Meiosis involves two divisions of the nucleus, known as meiosis I and meiosis II. As in mitosis, chromosomes replicate to form chromatids during interphase. Then, early in meiosis I, homologous chromosomes pair up. By the end of meiosis I, the homologous chromosomes have separated again, but the chromatids they consist of do not separate until meiosis II. Thus meiosis consists of two nuclear divisions but only one replication of the chromosomes.
The process of meiosis
Prophase I (early)
During interphase the chromosomes replicate into chromatids held together by a centromere. Now the chromosomes condense (shorten and thicken) and become visible.
Prophase I (mid)
Homologous chromosomes pair up (becoming bivalents) as they continue to shorten and thicken. Centrioles duplicate.
Prophase I (late)
Homologous chromosomes repel each other. Chromosomes can now be seen to consist of chromatids. Sites where chromatids have broken and rejoined, causing crossing over, are visible as chiasmata.
Nuclear membrane breaks down. Spindle forms. Bivalents line up at the equator, attached by centromeres.
Homologous chromosomes separate. Whole chromosomes are pulled towards opposite poles of the spindle, centromere first (dragging along the chromatids).
Nuclear membrane re-forms around the daughter nuclei. The chromosome number has been halved. The chromosomes start to decondense.
The chromosomes condense and the centrioles duplicate.

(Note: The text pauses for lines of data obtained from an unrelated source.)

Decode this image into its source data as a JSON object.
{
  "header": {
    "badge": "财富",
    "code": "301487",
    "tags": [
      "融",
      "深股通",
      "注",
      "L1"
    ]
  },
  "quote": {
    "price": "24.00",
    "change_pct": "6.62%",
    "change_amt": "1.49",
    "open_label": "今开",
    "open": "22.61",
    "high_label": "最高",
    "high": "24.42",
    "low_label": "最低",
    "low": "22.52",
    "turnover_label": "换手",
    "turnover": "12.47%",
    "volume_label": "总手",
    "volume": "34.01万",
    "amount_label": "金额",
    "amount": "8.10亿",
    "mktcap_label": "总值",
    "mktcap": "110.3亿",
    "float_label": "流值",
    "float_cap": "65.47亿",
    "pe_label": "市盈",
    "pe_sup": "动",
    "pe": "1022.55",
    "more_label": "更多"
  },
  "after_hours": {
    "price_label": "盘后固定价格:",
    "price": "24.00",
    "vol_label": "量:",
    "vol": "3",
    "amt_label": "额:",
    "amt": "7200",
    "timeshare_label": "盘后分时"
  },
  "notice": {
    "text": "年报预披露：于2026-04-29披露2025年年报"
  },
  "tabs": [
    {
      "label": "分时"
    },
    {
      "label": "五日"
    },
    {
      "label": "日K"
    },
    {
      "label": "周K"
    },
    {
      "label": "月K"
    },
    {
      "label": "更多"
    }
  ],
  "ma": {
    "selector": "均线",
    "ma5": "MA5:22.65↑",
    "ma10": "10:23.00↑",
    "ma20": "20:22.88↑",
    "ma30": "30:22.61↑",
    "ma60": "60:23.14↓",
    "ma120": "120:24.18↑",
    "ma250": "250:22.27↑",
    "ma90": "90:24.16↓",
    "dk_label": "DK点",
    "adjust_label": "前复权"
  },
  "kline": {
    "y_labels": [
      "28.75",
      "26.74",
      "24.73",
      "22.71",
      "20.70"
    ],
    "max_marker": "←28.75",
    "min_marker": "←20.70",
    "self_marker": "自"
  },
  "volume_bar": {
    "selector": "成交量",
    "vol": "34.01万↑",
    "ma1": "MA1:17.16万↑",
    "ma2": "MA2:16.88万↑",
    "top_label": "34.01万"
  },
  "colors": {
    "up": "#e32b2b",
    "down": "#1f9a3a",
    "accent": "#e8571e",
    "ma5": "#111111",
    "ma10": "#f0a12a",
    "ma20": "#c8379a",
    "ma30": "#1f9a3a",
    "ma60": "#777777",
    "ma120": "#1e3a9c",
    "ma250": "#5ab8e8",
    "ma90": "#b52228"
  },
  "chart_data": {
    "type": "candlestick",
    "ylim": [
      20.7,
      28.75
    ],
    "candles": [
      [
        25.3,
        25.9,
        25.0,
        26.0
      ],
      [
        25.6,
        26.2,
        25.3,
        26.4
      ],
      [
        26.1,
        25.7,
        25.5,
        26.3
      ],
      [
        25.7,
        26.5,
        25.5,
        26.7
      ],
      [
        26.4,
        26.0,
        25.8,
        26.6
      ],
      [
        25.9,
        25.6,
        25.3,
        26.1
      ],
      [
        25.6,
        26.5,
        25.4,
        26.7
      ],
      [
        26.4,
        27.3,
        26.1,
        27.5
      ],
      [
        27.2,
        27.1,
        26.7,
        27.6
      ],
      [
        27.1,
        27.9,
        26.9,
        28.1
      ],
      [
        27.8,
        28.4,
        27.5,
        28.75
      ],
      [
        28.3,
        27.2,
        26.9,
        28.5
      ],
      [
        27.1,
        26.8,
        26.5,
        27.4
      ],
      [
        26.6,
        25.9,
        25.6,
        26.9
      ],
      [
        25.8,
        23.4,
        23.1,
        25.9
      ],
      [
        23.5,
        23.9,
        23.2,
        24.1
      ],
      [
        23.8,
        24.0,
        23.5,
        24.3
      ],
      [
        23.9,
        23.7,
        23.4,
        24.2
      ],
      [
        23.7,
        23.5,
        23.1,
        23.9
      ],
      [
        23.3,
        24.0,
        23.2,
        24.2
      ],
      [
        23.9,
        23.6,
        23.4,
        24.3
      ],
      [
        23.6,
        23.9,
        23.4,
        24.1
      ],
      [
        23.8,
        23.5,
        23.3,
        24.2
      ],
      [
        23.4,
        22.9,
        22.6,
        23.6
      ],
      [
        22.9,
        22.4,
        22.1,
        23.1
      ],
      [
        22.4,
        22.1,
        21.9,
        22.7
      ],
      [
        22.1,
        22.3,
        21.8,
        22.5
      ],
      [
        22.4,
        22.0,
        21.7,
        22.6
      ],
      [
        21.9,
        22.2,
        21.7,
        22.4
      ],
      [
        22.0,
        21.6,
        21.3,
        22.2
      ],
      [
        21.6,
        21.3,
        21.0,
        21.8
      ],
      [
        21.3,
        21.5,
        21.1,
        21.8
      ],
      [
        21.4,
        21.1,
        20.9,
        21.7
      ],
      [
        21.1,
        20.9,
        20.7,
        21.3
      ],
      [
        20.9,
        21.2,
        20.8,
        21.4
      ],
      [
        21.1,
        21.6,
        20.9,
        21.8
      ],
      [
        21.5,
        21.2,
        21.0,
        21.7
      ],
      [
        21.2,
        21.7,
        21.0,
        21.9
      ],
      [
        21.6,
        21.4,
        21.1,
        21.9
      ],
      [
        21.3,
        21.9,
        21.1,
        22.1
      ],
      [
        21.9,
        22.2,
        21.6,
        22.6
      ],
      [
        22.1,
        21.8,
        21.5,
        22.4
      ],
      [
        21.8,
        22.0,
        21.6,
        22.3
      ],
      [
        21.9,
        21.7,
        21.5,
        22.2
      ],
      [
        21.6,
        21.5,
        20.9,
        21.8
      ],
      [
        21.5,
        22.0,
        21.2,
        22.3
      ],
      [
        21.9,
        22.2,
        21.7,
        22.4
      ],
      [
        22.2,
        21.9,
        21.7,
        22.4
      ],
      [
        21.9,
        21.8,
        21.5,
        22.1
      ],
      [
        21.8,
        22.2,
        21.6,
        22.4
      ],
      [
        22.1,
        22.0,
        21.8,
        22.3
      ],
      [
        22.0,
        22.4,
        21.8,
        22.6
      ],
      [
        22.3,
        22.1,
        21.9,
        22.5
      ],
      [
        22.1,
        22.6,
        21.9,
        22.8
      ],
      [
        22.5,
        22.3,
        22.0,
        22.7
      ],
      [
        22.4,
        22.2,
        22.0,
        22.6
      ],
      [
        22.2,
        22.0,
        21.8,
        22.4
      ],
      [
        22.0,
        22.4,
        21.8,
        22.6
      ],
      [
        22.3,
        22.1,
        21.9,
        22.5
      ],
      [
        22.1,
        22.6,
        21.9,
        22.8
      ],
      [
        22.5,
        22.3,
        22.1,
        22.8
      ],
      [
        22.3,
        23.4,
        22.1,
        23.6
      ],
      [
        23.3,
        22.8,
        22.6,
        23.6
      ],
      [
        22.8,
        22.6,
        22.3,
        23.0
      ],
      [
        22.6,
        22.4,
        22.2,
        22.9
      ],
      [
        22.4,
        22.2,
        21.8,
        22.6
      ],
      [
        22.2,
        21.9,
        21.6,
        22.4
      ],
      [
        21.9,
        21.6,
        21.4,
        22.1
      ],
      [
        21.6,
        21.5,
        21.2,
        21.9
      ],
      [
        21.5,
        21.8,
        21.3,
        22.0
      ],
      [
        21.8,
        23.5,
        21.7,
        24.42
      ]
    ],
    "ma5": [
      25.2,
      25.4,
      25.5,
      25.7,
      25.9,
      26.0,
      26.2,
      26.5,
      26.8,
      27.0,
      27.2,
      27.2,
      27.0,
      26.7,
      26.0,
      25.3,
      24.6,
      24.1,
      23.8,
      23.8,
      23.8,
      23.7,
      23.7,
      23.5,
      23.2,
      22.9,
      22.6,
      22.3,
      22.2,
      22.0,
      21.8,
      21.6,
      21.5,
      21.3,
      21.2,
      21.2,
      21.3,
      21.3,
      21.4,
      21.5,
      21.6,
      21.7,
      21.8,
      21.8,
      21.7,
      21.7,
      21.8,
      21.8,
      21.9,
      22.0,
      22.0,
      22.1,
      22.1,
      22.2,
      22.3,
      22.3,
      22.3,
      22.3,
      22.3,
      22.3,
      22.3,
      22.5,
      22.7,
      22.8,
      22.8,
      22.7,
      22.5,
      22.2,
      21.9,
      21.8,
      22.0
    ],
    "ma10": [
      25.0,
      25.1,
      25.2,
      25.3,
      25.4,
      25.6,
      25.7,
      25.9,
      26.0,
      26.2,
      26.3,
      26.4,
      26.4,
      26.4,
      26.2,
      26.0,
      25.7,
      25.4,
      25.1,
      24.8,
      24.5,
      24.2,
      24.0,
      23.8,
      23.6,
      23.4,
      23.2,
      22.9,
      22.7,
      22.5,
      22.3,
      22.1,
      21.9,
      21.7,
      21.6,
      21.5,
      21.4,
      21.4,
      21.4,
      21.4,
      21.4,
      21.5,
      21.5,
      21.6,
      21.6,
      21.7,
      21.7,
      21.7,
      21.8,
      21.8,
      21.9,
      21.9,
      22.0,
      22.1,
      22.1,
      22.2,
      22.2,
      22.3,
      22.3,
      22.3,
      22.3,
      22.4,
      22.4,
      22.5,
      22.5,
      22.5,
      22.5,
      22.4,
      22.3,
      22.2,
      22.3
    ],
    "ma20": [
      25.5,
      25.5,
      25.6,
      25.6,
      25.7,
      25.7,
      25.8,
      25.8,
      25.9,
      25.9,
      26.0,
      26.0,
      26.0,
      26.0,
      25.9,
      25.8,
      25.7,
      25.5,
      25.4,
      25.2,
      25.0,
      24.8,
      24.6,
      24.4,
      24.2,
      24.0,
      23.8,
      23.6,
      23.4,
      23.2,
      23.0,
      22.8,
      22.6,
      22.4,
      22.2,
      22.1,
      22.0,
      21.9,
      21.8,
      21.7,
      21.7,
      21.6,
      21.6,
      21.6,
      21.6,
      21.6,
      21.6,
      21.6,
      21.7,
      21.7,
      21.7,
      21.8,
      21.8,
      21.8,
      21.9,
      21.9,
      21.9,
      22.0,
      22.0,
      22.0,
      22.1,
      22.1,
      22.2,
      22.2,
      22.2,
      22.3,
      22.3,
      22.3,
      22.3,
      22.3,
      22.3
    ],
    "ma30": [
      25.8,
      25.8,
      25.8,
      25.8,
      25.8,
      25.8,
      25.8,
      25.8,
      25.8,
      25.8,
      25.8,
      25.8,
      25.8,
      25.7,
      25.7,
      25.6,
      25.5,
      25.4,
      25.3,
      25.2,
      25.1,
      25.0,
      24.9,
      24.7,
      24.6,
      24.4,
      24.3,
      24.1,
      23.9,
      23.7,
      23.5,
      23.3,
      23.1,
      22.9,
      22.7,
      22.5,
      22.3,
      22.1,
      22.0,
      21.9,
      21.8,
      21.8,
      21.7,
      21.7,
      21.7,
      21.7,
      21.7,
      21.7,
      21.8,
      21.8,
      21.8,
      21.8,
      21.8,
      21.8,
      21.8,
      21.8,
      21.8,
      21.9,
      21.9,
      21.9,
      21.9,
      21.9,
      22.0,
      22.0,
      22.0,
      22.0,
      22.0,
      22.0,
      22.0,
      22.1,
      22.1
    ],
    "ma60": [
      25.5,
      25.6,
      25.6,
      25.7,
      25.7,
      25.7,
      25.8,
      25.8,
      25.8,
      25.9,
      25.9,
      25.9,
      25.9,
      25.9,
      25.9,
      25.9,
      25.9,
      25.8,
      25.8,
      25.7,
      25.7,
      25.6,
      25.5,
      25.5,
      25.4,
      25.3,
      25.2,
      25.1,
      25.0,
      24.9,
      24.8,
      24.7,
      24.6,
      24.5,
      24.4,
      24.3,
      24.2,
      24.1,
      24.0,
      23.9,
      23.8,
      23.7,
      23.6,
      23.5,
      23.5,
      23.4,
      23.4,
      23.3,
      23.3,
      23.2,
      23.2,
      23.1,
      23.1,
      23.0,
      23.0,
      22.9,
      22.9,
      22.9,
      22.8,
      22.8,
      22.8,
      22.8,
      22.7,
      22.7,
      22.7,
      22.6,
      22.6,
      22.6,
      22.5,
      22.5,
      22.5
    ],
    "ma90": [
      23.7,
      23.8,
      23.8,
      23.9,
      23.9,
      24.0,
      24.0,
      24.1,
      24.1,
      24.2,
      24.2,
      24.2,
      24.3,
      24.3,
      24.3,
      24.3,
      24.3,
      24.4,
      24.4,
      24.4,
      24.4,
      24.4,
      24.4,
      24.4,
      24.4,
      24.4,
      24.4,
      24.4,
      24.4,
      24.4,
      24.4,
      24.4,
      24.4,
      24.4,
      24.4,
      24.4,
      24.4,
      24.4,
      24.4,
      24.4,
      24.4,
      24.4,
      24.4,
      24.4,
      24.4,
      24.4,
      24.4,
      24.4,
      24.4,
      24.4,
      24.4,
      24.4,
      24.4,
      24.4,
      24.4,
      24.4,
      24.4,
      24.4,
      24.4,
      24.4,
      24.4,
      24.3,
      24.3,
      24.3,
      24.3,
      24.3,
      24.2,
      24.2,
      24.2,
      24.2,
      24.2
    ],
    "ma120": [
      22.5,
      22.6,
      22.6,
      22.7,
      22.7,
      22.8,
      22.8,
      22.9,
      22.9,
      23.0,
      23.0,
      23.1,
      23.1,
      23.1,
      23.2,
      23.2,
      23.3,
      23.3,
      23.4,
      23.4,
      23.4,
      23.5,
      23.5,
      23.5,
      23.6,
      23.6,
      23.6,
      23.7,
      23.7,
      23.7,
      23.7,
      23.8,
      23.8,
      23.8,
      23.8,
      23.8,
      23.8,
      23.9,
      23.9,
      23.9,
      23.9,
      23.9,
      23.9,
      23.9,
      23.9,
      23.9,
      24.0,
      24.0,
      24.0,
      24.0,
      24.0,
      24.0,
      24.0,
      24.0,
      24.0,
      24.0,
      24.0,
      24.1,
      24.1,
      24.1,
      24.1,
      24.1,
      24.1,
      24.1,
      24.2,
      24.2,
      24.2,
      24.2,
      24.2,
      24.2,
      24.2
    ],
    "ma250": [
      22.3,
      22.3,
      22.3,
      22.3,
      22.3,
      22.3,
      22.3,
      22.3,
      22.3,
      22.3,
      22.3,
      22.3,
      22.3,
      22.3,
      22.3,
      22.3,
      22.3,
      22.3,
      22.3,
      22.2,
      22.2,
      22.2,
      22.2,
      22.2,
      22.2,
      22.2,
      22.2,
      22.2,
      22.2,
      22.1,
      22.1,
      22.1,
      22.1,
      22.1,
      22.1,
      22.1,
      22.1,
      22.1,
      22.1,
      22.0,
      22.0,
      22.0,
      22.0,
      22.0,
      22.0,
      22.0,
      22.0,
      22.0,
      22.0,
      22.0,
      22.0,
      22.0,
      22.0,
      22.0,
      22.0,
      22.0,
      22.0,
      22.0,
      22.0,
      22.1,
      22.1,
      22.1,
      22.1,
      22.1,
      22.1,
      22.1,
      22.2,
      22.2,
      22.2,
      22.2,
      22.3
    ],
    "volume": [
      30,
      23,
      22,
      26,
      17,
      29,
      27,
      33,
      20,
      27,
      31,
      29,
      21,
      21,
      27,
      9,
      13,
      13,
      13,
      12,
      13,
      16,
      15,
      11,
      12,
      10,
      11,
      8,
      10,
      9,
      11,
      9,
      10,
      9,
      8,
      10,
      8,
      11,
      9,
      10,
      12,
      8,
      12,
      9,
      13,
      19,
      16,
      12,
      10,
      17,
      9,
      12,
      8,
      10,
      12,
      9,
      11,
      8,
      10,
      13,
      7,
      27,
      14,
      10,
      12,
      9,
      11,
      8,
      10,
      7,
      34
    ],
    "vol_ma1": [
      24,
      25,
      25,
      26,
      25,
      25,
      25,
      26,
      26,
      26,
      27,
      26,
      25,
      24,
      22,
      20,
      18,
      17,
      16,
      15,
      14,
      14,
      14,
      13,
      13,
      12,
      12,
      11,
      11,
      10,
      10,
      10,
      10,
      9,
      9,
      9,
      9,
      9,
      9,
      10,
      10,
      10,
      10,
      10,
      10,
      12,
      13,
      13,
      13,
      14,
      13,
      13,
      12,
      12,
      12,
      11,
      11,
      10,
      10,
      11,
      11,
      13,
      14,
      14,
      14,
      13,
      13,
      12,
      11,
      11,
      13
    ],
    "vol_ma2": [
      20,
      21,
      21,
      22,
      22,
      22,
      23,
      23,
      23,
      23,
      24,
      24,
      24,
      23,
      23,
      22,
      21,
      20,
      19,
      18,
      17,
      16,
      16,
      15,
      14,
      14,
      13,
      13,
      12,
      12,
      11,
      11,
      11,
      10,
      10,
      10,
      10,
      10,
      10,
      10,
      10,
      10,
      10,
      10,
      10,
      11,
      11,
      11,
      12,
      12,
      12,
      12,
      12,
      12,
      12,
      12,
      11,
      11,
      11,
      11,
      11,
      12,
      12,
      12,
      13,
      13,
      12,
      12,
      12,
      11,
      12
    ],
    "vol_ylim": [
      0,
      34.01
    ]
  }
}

The nuclear membrane breaks down and the spindle forms. The chromosomes attach by their...